Instructions for the task –
Go through the material and copy each line that includes "size".

Exercise inputs –
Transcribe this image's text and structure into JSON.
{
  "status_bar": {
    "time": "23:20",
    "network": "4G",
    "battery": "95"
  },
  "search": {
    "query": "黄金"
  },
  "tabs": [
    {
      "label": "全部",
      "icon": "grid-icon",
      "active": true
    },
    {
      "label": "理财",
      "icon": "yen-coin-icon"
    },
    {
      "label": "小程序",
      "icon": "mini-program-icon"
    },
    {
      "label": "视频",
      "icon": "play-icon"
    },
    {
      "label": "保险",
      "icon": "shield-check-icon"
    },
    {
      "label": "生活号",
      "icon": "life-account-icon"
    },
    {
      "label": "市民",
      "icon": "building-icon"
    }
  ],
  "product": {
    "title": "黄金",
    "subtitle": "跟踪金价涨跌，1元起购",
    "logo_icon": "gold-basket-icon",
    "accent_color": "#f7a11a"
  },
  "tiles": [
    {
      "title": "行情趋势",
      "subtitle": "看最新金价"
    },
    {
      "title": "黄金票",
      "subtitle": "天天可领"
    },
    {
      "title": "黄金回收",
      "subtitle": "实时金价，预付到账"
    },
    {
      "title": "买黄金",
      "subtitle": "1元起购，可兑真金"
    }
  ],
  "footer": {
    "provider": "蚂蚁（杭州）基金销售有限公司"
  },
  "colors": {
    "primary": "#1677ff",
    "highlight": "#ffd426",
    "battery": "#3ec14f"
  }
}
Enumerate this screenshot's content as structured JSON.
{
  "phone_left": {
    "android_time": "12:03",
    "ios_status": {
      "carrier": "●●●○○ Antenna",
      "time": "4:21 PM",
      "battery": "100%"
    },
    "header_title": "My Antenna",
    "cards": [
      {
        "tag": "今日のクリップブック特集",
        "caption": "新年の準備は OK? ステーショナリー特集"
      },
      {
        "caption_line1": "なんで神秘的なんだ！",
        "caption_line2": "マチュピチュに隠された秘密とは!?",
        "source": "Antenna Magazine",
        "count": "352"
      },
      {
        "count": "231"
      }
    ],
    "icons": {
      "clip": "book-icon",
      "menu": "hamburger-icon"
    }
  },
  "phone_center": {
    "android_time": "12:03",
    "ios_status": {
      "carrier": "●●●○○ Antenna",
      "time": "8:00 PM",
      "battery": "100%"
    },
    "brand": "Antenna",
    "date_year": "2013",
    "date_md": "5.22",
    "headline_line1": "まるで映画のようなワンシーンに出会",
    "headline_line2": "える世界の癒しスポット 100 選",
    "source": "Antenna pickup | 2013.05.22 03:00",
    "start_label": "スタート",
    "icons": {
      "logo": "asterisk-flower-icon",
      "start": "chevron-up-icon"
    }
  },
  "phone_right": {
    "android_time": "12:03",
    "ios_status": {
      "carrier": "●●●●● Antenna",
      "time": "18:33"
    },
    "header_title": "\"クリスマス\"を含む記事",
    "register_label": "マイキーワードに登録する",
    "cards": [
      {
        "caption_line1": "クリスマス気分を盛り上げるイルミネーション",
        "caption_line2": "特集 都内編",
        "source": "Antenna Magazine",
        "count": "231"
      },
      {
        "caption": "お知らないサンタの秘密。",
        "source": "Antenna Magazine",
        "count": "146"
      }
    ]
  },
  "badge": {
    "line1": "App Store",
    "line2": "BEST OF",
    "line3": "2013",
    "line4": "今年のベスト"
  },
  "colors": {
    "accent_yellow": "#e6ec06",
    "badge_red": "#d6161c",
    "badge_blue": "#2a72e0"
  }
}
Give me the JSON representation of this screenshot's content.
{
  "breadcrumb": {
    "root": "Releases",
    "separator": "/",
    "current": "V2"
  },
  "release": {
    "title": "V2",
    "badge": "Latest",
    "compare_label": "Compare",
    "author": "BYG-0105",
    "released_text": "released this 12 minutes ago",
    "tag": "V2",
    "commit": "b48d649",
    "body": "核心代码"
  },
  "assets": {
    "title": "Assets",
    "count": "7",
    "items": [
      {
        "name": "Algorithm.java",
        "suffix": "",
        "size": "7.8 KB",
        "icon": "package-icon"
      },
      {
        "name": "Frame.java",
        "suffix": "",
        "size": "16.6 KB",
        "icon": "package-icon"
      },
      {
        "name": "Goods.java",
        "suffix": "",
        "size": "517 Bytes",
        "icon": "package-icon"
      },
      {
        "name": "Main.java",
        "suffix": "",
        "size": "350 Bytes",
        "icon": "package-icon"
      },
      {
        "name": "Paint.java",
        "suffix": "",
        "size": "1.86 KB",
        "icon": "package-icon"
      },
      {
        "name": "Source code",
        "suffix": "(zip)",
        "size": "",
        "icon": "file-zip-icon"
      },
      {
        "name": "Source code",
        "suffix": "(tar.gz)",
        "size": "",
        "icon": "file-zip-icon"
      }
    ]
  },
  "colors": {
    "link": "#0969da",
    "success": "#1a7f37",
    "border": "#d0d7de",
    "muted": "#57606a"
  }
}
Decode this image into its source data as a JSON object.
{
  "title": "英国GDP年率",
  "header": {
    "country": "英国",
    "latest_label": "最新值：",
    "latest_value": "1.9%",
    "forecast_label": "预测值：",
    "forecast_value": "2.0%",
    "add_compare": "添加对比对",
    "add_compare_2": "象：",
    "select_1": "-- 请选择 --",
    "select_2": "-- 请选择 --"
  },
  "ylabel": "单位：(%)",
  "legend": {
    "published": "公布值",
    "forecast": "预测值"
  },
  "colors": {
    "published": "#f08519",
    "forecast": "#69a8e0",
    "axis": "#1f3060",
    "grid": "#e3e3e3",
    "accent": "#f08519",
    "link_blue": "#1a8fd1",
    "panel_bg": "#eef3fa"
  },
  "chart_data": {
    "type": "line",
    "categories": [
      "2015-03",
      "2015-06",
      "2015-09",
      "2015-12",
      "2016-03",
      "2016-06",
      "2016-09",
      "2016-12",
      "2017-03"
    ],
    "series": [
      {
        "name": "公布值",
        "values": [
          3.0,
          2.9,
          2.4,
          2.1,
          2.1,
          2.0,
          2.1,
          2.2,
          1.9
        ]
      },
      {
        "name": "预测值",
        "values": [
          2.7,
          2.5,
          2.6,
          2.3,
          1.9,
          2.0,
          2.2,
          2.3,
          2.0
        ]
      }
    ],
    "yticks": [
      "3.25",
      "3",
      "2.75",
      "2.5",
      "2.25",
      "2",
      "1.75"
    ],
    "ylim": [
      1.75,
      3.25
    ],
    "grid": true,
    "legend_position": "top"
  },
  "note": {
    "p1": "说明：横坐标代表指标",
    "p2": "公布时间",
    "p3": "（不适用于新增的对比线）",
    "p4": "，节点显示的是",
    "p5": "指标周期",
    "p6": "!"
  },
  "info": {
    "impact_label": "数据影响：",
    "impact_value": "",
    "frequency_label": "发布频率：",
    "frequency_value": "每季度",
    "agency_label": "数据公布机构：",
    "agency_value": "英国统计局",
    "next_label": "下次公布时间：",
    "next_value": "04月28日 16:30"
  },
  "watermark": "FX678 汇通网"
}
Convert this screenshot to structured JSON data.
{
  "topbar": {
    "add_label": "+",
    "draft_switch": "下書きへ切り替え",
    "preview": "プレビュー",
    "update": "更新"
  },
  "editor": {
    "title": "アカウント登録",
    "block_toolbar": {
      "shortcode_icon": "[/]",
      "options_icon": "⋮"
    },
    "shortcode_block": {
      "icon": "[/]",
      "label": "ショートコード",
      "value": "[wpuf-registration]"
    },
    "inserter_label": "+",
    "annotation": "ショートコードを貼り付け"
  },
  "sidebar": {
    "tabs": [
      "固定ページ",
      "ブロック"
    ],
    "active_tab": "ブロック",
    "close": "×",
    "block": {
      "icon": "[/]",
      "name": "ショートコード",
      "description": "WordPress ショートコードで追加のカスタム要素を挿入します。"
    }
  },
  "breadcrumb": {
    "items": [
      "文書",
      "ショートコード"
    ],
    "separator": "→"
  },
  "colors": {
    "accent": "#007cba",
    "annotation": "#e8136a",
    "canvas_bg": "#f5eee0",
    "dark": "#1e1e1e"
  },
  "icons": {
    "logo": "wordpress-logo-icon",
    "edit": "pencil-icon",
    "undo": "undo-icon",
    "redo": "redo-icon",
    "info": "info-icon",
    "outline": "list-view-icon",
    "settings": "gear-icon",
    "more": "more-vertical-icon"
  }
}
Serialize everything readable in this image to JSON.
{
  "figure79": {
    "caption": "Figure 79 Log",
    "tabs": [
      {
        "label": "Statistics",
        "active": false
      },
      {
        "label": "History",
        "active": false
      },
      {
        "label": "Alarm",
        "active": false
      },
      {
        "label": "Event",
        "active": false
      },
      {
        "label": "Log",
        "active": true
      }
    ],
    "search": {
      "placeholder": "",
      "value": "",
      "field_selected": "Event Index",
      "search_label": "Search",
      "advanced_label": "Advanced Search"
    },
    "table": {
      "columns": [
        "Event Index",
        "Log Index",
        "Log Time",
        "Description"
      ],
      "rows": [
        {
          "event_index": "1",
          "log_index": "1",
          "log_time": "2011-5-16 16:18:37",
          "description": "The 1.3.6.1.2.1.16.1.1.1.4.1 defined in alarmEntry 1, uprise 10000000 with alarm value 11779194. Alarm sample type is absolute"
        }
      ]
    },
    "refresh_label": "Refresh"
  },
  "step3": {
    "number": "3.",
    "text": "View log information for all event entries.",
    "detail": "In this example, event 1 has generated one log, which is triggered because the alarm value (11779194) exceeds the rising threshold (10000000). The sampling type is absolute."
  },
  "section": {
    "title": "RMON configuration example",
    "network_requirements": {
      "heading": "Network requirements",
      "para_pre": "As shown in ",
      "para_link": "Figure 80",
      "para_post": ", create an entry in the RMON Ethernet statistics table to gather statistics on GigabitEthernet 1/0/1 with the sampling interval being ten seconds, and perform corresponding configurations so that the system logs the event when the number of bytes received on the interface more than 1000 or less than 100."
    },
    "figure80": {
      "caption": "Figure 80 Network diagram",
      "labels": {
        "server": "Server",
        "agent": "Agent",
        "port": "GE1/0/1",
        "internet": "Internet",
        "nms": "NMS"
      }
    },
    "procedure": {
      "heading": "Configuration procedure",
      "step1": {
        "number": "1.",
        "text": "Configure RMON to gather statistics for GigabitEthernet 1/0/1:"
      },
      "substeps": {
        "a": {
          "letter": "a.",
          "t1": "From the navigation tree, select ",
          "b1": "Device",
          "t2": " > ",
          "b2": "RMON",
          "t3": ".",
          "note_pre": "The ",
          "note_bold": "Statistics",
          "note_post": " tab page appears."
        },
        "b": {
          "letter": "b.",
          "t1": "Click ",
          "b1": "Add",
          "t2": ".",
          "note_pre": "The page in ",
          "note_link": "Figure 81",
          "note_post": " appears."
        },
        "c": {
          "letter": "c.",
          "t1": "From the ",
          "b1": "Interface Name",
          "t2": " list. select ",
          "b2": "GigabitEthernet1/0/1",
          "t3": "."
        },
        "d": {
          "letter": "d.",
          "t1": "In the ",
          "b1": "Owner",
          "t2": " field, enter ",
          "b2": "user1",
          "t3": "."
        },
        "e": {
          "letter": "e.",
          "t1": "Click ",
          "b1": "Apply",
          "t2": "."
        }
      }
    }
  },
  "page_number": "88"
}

Finished exercise –
        "size": "7.8 KB",
        "size": "16.6 KB",
        "size": "517 Bytes",
        "size": "350 Bytes",
        "size": "1.86 KB",
        "size": "",
        "size": "",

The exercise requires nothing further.